### [WORK ITEM]
Look through the data below and say how many of its lines contain "등록일자", adding nothing else.

### [INPUT DATA]

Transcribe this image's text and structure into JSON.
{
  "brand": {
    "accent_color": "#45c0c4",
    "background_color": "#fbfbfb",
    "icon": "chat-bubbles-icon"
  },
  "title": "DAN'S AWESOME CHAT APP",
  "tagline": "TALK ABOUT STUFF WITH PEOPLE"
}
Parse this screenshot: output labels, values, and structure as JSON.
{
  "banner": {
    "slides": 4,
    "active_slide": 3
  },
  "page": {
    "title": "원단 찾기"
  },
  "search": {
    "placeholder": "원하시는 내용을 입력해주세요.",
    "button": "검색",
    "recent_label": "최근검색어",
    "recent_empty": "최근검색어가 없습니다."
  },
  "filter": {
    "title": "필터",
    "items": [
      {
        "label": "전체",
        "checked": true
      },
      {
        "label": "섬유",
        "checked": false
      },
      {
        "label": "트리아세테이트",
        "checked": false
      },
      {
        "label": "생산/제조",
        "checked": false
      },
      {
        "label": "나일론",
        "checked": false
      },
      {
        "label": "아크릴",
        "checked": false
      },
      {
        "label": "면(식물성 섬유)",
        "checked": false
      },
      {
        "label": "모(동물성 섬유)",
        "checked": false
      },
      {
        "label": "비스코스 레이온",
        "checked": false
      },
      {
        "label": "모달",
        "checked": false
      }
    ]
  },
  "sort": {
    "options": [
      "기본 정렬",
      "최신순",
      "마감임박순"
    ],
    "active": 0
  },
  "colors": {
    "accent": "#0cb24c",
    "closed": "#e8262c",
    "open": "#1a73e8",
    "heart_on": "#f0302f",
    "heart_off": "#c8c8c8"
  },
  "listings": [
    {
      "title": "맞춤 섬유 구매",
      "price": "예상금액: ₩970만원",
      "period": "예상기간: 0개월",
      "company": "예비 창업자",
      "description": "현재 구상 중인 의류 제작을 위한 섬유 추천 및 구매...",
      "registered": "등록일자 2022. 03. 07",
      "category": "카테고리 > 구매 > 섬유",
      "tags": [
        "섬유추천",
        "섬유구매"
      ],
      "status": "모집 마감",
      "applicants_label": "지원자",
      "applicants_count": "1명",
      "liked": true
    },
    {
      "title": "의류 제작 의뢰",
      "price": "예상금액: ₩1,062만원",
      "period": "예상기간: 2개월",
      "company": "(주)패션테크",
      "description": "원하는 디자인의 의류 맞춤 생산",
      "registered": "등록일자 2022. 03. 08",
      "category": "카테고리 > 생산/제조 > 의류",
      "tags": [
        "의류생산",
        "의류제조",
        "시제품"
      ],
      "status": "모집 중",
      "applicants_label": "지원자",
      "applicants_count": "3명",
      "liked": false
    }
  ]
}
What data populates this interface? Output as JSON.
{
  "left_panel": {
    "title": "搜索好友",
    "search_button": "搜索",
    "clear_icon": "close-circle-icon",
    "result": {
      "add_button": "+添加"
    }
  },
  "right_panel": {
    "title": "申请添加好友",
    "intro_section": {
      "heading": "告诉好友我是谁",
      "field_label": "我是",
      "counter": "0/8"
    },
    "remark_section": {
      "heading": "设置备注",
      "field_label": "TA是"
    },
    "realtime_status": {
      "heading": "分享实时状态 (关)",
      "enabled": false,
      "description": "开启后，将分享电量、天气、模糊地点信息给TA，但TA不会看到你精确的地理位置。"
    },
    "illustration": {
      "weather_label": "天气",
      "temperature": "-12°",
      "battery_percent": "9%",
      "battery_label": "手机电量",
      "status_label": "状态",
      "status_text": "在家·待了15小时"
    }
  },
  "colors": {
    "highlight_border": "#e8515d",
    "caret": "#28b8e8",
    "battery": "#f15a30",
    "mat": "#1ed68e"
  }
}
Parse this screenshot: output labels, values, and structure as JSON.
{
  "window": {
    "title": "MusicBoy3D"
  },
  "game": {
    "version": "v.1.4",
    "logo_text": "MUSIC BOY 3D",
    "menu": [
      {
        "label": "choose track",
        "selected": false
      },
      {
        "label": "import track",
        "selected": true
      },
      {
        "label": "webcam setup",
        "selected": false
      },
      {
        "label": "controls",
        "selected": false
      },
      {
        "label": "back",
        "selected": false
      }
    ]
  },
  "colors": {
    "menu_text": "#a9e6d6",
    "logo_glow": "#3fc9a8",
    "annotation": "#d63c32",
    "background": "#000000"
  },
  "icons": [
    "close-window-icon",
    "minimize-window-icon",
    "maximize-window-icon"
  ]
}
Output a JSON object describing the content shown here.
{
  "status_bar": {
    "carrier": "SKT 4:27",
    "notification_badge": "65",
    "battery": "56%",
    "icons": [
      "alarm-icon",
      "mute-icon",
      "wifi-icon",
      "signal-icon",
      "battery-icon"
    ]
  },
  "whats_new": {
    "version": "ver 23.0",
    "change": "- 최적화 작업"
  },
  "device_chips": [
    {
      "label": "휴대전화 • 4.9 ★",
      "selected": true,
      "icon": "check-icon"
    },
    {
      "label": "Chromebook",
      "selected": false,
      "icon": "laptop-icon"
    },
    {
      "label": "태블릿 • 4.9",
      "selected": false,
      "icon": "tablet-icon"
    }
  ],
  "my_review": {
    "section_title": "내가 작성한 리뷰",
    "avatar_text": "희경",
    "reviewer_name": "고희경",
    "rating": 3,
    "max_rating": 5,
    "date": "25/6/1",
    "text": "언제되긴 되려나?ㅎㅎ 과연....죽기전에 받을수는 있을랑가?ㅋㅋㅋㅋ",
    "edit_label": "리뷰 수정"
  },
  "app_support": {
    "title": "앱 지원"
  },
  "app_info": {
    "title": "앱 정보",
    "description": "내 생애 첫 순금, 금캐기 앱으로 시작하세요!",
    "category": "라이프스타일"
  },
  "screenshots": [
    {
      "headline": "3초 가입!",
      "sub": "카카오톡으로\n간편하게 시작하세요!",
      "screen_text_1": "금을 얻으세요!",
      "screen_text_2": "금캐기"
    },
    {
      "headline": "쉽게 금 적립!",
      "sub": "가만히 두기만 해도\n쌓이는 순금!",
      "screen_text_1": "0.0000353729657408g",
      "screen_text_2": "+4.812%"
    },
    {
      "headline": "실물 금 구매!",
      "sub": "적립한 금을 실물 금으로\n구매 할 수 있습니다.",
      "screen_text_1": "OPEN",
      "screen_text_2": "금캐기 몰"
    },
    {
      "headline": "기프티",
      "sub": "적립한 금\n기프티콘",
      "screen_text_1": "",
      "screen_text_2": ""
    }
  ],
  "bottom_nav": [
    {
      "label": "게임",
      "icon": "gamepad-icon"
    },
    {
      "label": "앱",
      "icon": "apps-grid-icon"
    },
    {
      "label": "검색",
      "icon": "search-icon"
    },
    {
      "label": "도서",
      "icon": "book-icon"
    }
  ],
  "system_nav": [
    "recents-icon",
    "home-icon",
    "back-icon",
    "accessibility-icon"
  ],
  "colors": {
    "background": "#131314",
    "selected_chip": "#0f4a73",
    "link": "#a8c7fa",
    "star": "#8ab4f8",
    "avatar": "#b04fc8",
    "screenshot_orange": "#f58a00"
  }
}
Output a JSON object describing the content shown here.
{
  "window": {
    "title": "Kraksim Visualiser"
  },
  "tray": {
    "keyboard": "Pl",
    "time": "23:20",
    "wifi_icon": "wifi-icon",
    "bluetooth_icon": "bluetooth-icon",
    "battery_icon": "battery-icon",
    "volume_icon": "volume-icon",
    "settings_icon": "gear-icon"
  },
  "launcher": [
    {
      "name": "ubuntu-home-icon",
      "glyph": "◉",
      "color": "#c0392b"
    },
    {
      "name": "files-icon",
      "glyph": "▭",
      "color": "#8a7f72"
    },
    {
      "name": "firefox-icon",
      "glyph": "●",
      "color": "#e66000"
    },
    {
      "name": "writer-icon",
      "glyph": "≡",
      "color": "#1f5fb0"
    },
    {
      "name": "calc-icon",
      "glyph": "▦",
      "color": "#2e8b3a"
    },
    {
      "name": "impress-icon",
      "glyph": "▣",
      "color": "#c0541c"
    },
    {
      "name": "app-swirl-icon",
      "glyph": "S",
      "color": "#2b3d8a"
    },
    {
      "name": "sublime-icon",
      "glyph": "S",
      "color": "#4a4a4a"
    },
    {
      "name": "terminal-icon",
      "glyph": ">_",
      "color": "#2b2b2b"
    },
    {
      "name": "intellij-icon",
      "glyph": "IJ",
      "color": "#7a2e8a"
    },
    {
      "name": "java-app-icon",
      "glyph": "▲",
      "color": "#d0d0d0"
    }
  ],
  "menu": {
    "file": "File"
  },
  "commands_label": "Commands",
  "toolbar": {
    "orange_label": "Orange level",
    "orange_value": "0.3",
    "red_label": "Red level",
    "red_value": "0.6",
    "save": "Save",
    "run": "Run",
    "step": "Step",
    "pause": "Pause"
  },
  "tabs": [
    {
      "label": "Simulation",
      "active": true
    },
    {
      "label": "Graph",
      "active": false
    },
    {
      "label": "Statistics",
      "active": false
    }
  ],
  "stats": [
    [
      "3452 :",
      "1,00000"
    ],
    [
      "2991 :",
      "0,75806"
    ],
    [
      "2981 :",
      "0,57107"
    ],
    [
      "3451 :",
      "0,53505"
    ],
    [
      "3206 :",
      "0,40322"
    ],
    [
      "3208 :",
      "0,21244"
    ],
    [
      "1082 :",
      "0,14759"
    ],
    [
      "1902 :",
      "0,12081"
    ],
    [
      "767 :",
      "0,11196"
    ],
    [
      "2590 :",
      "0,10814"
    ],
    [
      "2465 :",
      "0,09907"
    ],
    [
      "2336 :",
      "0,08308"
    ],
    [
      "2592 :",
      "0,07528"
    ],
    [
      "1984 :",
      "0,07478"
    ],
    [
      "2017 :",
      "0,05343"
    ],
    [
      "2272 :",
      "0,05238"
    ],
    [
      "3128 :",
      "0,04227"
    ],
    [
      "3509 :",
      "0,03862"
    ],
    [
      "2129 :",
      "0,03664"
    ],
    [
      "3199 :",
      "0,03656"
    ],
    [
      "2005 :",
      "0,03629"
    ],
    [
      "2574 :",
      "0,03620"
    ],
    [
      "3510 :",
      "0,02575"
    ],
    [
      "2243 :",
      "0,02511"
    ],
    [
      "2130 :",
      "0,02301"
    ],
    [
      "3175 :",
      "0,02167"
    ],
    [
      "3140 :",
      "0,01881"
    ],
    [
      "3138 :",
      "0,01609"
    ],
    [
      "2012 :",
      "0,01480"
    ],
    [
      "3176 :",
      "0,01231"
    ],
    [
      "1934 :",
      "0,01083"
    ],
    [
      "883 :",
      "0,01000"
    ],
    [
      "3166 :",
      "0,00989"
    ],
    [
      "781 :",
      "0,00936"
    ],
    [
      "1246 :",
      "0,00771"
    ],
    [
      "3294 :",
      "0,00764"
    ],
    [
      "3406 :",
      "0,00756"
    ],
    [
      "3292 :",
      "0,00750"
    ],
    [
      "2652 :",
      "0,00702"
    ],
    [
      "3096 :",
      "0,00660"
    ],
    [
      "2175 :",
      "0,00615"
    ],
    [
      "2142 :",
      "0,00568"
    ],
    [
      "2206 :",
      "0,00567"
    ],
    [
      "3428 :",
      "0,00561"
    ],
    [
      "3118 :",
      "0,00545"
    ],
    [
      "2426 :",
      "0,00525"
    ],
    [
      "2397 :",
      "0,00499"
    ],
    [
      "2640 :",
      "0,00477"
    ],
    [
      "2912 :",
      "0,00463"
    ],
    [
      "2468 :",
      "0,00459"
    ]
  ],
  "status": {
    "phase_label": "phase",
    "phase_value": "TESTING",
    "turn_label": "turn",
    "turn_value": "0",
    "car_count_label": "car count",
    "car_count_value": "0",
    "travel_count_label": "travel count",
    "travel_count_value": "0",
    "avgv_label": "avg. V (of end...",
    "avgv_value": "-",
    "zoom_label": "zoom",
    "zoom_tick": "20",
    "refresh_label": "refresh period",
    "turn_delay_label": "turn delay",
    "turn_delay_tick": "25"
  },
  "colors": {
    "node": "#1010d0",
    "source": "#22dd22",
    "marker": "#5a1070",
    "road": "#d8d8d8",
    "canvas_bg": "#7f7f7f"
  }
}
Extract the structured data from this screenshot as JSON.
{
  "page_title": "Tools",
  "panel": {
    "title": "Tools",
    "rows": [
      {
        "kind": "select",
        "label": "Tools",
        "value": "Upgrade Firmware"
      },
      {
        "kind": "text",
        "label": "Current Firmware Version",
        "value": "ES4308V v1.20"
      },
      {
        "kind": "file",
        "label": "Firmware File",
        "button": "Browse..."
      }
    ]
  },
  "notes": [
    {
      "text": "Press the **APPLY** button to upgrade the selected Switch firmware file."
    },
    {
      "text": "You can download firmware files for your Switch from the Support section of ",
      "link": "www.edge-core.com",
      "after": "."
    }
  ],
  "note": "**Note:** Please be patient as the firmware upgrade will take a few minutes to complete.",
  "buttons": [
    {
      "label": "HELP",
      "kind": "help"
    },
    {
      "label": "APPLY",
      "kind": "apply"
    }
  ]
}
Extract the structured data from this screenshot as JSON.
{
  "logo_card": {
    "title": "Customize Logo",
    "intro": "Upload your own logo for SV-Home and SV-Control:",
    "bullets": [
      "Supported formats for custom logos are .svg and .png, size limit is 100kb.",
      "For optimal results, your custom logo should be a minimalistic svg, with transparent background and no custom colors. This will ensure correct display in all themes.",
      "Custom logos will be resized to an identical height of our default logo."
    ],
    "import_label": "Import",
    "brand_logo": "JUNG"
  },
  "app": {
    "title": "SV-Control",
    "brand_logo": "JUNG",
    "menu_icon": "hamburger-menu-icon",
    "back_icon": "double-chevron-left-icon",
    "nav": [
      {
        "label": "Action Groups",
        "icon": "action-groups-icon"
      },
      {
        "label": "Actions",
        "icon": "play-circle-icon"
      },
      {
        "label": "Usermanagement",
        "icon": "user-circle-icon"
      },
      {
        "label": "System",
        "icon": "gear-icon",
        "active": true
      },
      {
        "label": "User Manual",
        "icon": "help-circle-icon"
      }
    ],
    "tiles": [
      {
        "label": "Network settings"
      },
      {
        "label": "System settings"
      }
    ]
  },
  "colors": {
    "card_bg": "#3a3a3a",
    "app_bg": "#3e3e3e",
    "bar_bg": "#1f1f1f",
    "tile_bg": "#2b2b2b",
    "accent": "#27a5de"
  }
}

### [SOLUTION]
2